Because I only read about 80 pages of Tom Doyle’s debut novel American Craftsmen, this is not so much a review as a summary of what I liked and ultimately didn’t like.
But first, here’s the blurb:
In modern America, two soldiers will fight their way through the magical legacies of Poe and Hawthorne to destroy an undying evil—if they don’t kill each other first.
US Army Captain Dale Morton is a magician soldier—a “craftsman.” After a black-ops mission gone wrong, Dale is cursed by a Persian sorcerer and haunted by his good and evil ancestors. Major Michael Endicott, a Puritan craftsman, finds gruesome evidence that the evil Mortons, formerly led by the twins Roderick and Madeline, have returned, and that Dale might be one of them.
Dale uncovers treason in the Pentagon’s highest covert ranks. He hunts for his enemies before they can murder him and Scherie, a new friend who knows nothing of his magic.
Endicott pursues Dale, divided between his duty to capture a rogue soldier and his desire to protect Dale from his would-be assassins. They will discover that the demonic horrors that have corrupted American magic are not bound by family or even death itself.
In Tom Doyle’s thrilling debut, American Craftsmen, Seal Team Six meets ancient magic–with the fate of the United States hanging in the balance . . .
I can’t be the only person who immediately thought of Myke Cole’s Shadow Ops novels after reading that blurb, right? Well, after reading a good chunk of this novel, I was actually surprised to find out that it uses a very different approach to the “soldier with magical powers” idea.
In American Craftsmen, some of the first families who settled in America developed magical powers. Thomas Morton, for example, settled in Massachusetts in 1624 and discovered he could alter the weather and see the sins of other settlers. The “Craft” families made a secret covenant with George Washington to help during the American Revolution, and have been around ever since, passing down their gifts from generation to generation.
Dale Morton, a descendant of the original Morton, appears to be the main character of American Craftsmen, but the novel includes several other Craft families, including the Endecotts, a Puritan Craft family who seem to be the Morton family’s main antagonists and whose present-day descendant still carries around the sword his ancestor in 1628 used to hack down Thomas Morton’s maypole.

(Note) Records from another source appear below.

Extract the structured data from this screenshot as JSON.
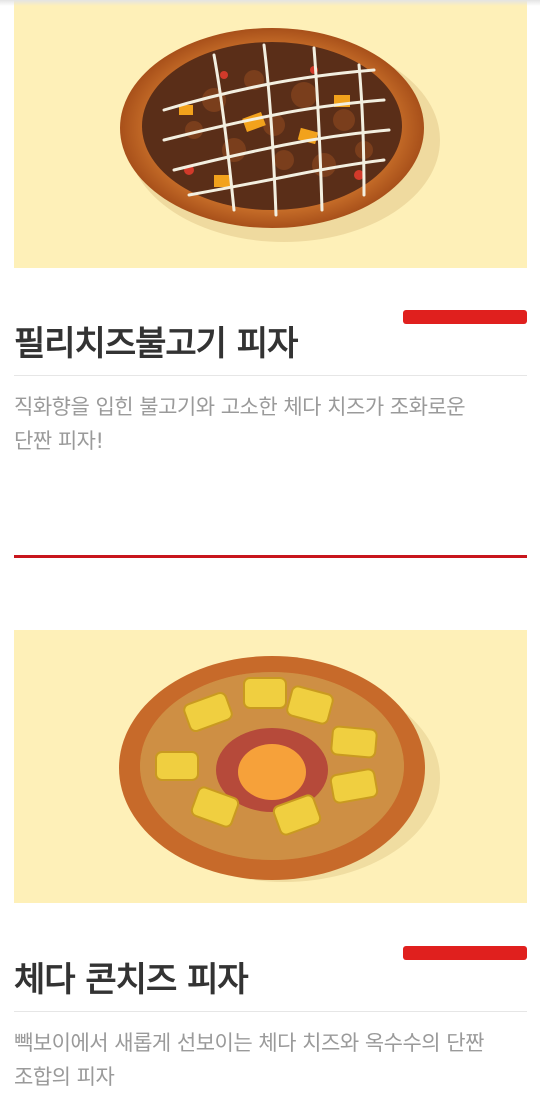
{
  "menu": {
    "items": [
      {
        "name": "필리치즈불고기 피자",
        "description_line1": "직화향을 입힌 불고기와 고소한 체다 치즈가 조화로운",
        "description_line2": "단짠 피자!",
        "image_icon": "pizza-bulgogi-image"
      },
      {
        "name": "체다 콘치즈 피자",
        "description_line1": "빽보이에서 새롭게 선보이는 체다 치즈와 옥수수의 단짠",
        "description_line2": "조합의 피자",
        "image_icon": "pizza-corn-image"
      }
    ]
  },
  "colors": {
    "accent_red": "#e0201e",
    "divider_red": "#c8161d",
    "image_background": "#fef0b8",
    "title_text": "#333333",
    "description_text": "#9a9a9a"
  }
}
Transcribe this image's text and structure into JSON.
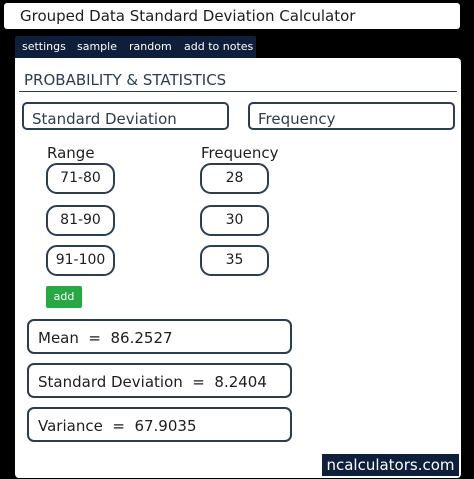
{
  "title": "Grouped Data Standard Deviation Calculator",
  "nav": [
    "settings",
    "sample",
    "random",
    "add to notes"
  ],
  "section": "PROBABILITY & STATISTICS",
  "modes": [
    "Standard Deviation",
    "Frequency"
  ],
  "columns": {
    "range": "Range",
    "frequency": "Frequency"
  },
  "rows": [
    {
      "range": "71-80",
      "frequency": "28"
    },
    {
      "range": "81-90",
      "frequency": "30"
    },
    {
      "range": "91-100",
      "frequency": "35"
    }
  ],
  "add_label": "add",
  "results": [
    {
      "label": "Mean",
      "value": "86.2527"
    },
    {
      "label": "Standard Deviation",
      "value": "8.2404"
    },
    {
      "label": "Variance",
      "value": "67.9035"
    }
  ],
  "brand": "ncalculators.com",
  "colors": {
    "navy": "#0d1f3a",
    "green": "#28a745",
    "border": "#2b3d4f"
  }
}
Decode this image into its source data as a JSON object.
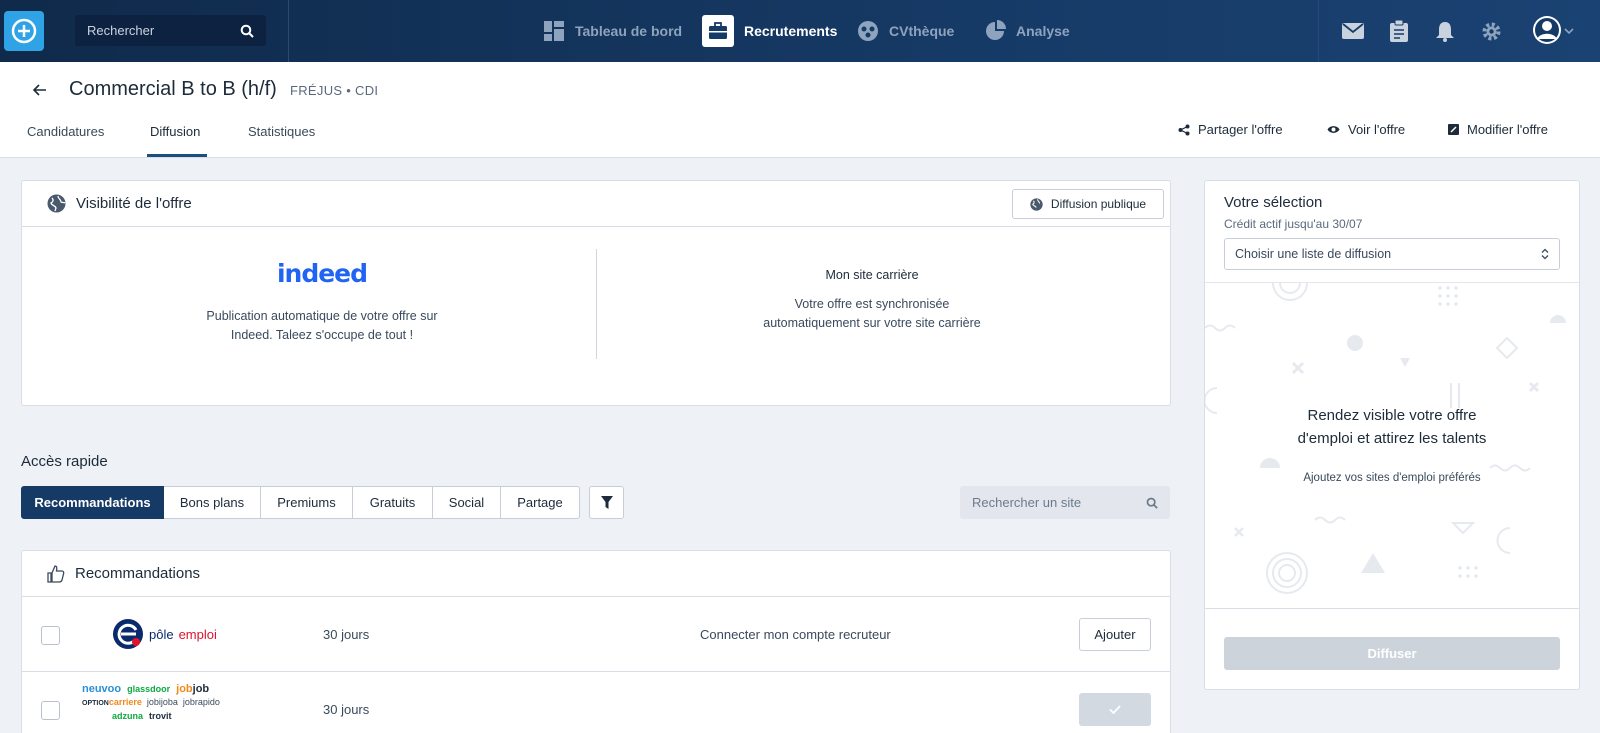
{
  "topnav": {
    "search_placeholder": "Rechercher",
    "items": [
      {
        "label": "Tableau de bord"
      },
      {
        "label": "Recrutements"
      },
      {
        "label": "CVthèque"
      },
      {
        "label": "Analyse"
      }
    ]
  },
  "header": {
    "title": "Commercial B to B (h/f)",
    "meta": "FRÉJUS • CDI",
    "tabs": [
      {
        "label": "Candidatures"
      },
      {
        "label": "Diffusion"
      },
      {
        "label": "Statistiques"
      }
    ],
    "actions": [
      {
        "label": "Partager l'offre"
      },
      {
        "label": "Voir l'offre"
      },
      {
        "label": "Modifier l'offre"
      }
    ]
  },
  "visibility": {
    "title": "Visibilité de l'offre",
    "public_button": "Diffusion publique",
    "indeed_logo": "indeed",
    "indeed_text_1": "Publication automatique de votre offre sur",
    "indeed_text_2": "Indeed. Taleez s'occupe de tout !",
    "career_title": "Mon site carrière",
    "career_text_1": "Votre offre est synchronisée",
    "career_text_2": "automatiquement sur votre site carrière"
  },
  "quick_access": {
    "title": "Accès rapide",
    "tabs": [
      {
        "label": "Recommandations"
      },
      {
        "label": "Bons plans"
      },
      {
        "label": "Premiums"
      },
      {
        "label": "Gratuits"
      },
      {
        "label": "Social"
      },
      {
        "label": "Partage"
      }
    ],
    "search_placeholder": "Rechercher un site"
  },
  "recommendations": {
    "title": "Recommandations",
    "rows": [
      {
        "logo_text_1": "pôle",
        "logo_text_2": "emploi",
        "duration": "30 jours",
        "note": "Connecter mon compte recruteur",
        "button": "Ajouter"
      },
      {
        "logos": [
          "neuvoo",
          "glassdoor",
          "jobijoba",
          "jobrapido",
          "adzuna",
          "trovit"
        ],
        "logo_optioncarriere_1": "OPTION",
        "logo_optioncarriere_2": "carriere",
        "logo_jobjob_1": "job",
        "logo_jobjob_2": "job",
        "duration": "30 jours"
      }
    ]
  },
  "selection": {
    "title": "Votre sélection",
    "credit": "Crédit actif jusqu'au 30/07",
    "select_value": "Choisir une liste de diffusion",
    "empty_title_1": "Rendez visible votre offre",
    "empty_title_2": "d'emploi et attirez les talents",
    "empty_sub": "Ajoutez vos sites d'emploi préférés",
    "button": "Diffuser"
  },
  "colors": {
    "nav_bg": "#163a66",
    "accent": "#2fa3e6",
    "active_tab": "#163a66",
    "indeed": "#2164f3"
  }
}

To be fair, I really liked this approach, but then I’m a sucker for secret histories. Tom Doyle liberally sprinkles historical “facts” throughout the early part of the book, revealing the tortured history of the Mortons (some of them went very evil at one point, and are still known as the Left Hand Mortons) and the secret influence of the Craft families on several historical events. It’s a neat idea, and one that could possibly be turned into several stories and novels set in past, present, and future.

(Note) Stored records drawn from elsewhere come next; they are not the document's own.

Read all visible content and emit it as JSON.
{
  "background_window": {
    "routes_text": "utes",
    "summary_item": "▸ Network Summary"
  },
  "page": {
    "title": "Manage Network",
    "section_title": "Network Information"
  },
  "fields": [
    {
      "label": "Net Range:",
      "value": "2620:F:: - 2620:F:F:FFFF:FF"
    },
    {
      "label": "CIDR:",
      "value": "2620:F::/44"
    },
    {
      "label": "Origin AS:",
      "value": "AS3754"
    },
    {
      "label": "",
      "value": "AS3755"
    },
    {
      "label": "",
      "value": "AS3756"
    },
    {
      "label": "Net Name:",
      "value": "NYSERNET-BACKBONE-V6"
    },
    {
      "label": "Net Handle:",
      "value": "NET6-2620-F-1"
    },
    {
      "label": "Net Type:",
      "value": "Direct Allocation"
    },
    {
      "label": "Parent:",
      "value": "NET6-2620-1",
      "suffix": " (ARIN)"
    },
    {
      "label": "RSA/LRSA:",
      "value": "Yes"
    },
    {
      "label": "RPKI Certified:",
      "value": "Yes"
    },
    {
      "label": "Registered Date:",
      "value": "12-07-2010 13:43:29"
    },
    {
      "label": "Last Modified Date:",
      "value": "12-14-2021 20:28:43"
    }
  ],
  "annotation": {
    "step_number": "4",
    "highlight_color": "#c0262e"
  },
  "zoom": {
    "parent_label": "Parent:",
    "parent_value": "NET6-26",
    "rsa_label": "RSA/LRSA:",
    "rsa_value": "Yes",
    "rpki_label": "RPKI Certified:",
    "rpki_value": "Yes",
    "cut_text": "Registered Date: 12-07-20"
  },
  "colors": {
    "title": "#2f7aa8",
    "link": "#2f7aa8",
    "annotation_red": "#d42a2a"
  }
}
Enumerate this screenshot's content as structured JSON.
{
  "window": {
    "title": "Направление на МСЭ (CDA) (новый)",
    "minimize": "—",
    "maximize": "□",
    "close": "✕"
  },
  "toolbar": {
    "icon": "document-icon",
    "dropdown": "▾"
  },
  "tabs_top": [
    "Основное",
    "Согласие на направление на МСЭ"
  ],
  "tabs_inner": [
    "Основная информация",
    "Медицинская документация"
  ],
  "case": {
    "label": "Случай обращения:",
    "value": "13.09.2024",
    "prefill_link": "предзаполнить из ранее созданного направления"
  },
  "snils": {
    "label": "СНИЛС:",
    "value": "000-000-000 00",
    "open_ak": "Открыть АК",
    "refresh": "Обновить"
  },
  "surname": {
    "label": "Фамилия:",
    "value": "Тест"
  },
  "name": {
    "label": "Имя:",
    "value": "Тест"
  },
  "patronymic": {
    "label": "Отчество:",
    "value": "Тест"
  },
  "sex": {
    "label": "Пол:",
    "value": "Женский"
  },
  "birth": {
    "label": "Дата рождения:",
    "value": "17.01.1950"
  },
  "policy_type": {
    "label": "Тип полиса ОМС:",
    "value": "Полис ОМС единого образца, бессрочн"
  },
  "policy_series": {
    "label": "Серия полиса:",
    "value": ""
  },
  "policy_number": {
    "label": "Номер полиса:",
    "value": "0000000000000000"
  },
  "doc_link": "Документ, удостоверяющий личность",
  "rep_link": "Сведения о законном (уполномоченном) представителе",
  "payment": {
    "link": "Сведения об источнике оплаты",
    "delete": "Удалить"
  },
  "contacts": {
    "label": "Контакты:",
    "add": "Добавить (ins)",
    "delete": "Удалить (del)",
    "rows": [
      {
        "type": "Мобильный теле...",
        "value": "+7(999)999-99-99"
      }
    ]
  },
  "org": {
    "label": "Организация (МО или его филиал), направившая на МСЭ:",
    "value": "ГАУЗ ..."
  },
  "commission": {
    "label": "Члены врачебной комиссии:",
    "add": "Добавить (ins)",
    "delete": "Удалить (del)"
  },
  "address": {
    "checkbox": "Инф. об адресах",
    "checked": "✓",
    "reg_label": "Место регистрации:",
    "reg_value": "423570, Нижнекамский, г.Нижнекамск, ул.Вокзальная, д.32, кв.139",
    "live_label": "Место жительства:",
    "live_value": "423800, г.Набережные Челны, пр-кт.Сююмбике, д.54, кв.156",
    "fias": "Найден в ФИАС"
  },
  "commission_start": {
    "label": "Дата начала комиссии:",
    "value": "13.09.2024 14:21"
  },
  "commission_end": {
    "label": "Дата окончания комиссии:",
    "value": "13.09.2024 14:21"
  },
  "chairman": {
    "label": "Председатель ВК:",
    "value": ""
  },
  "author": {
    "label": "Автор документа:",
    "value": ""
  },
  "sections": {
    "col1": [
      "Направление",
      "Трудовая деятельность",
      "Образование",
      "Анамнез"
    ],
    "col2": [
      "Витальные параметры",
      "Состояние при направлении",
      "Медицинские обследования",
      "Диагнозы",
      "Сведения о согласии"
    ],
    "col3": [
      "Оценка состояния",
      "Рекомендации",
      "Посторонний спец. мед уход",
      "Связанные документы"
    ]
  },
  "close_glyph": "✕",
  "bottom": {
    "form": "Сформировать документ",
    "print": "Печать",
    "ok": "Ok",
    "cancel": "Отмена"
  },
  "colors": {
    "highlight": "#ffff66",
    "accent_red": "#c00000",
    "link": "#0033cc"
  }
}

There’s only one problem, though, and that’s the quality of the prose. It is, simply, not good. It started annoying me from the very first chapter, which is narrated from Morton’s point of view. It’s so full of forced bad-ass posturing that it starts grating after a few paragraphs. To be fair, I read an uncorrected advance copy, but even if some things were fixed in editing afterwards, I believe that this wouldn’t have changed the end result significantly: the military bad-ass voice sounds like a decision on the part of the author, and unfortunately it just wasn’t executed very well.
Not that this is the only problem with the quality of the writing. Other sections and chapters, narrated by other characters or at least from other characters’ points of view, have similar problems. Dialogue is often particularly awkward, with characters mentioning facts solely for the benefit of the reader.
The final straw, for me at least, was the way Morton describes and deals with Scherie, short for Scherazade, a “Persian” beauty he encounters early in the novel. I’m just going to go ahead and quote two lines from the book for you to illustrate my point. (Again, these are quotes from an advance uncorrected copy.)
But she was worried about something. Must be me. […] Was she here for a date? Should I try seduce her to keep her near me, so I could protect her?
Scherie averted her skillful yet embarrassed eyes.
The first quote is a perfect illustration of why Morton’s character drove me nuts. The second one… Well, maybe now you understand why I decided to cut my losses after about 80 pages?
It’s really a shame, because the whole “secret history with magical families battling across the ages” is just catnip for me. American Craftsmen sounded like Myke Cole’s magic in the armed forces combined with Ben Aaronovitch’s centuries-long history of magic. I was excited to check it out, but came away disappointed.
Edit, May 13th, 2014: here’s a great post by Tom Doyle that mentions many of the things I liked about this novel.